Time management and stress management are intertwined. When you have control of your time, you feel less stressed – and less stress helps you lead a healthier, more relaxed life. When you reduce your stress levels, you’ll feel more capable of tackling your problems in life faster – and save more time in the process.
In this frantic times when you’re encouraged to be prompt (yet effective), and bold (yet infallible), patience is rarely considered a virtue. Just as procrastinating with making decisions makes you lose time, trying to race across the finish line as quick as you can cause you to make the wrong decisions.
By being patient from time to time, you’ll make your commitment to success clear, and decrease the chance of making mistakes along the way.
First, think about why you’re so impatient. Is what you’re waiting for so important that you have to think about it constantly, and devote all your time to waiting around? Chances are that it’s not. Instead, you can focus your attention and energy on a different aspect of your life – after all, waiting aimlessly for something you cannot change or speed up is the biggest time waster of them all.
Cope with problems and challenges
Problems and challenges stand in the way of the clean road to your goals, so unless you overcome them, you won’t be able to move on. And, if you try to bypass them without tackling them, they’ll likely just trip you somewhere further down the road.
There’s a solution to every problem – and leave no stone unturned when looking for solutions to your problems. Assess the problem from every angle. Call your friends and family for help. Deal with your problems as quickly as possible.
Collaborate and communicate

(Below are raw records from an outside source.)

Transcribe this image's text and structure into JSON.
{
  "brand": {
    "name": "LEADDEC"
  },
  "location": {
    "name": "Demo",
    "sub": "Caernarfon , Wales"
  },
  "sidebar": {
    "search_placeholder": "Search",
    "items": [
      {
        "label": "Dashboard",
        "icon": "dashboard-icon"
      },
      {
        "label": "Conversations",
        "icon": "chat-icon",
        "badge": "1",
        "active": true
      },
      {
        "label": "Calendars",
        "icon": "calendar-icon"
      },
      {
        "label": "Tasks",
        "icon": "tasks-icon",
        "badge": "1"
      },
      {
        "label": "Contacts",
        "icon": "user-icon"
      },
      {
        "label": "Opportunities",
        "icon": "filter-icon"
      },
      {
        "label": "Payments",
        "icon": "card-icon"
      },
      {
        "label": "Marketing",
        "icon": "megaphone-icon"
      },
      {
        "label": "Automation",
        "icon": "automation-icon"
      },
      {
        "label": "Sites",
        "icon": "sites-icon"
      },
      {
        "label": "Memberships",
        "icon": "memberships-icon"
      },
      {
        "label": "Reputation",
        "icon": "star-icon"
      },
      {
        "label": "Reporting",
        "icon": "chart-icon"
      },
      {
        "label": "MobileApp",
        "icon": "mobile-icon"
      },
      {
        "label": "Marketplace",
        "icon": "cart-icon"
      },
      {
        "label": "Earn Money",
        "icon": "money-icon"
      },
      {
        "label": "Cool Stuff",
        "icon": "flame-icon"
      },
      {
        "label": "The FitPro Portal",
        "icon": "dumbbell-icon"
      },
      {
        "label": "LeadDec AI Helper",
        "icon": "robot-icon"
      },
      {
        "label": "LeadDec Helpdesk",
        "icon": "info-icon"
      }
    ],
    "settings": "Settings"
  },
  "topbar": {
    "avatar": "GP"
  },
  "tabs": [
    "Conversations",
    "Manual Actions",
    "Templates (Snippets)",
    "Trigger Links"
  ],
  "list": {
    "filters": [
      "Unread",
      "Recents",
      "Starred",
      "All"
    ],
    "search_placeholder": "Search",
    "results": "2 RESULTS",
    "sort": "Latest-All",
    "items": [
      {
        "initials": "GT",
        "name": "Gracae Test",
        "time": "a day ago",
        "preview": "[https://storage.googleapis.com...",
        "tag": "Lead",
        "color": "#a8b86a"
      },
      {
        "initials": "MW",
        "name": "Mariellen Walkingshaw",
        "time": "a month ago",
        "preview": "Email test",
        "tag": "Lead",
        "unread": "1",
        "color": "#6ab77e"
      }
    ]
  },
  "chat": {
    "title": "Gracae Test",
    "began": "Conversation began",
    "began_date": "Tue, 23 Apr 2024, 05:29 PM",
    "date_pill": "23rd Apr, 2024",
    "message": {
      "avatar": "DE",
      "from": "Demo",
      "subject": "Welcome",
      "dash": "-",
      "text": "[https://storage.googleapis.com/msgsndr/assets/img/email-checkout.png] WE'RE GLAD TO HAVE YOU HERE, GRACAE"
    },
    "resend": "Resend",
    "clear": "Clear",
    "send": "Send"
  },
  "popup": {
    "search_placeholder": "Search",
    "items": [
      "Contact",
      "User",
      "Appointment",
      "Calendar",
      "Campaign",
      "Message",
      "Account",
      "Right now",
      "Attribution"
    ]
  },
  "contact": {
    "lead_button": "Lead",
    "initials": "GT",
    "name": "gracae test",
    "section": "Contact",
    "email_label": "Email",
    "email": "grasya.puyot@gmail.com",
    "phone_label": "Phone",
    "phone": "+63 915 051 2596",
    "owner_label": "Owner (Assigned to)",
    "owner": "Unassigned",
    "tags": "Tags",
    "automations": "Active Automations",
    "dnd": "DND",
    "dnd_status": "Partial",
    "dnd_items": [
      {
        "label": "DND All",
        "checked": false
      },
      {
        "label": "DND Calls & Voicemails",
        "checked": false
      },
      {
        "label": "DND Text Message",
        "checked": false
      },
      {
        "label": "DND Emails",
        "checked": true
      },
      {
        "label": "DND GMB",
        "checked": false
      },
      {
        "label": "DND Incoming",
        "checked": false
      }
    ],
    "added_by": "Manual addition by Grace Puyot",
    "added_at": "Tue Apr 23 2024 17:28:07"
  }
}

You may have more control if you do something by yourself – but that doesn’t mean that you can or even that you should do something by yourself. Communicating and collaborating with peers and colleagues helps you do more in less time – because there’s more of you doing it. The same goes for your friends and family – you can save a lot of time in life if you would just let your loved ones help you, either directly, or with their advice and guidance.
If you have a problem you cannot solve on your own, call for help – be direct, use simple words, and aim to communicate (if that isn’t immediately clear) why something is important to you. Sometimes you have to turn to other people to help you lead a better life.
In the end…
When you have control of your time, you feel more in control of your life – having control of your life gives you power and freedom, and time management helps you maintain this control.
Eventually, your time management performance mostly depends on your efforts and comes down to your ability to enjoy your successes and learn from your failures.
Sometimes you’ll fail and sometimes you’ll succeed – but proper time management will help you minimize your losses, and increase the likelihood for success. And that’s its chief importance.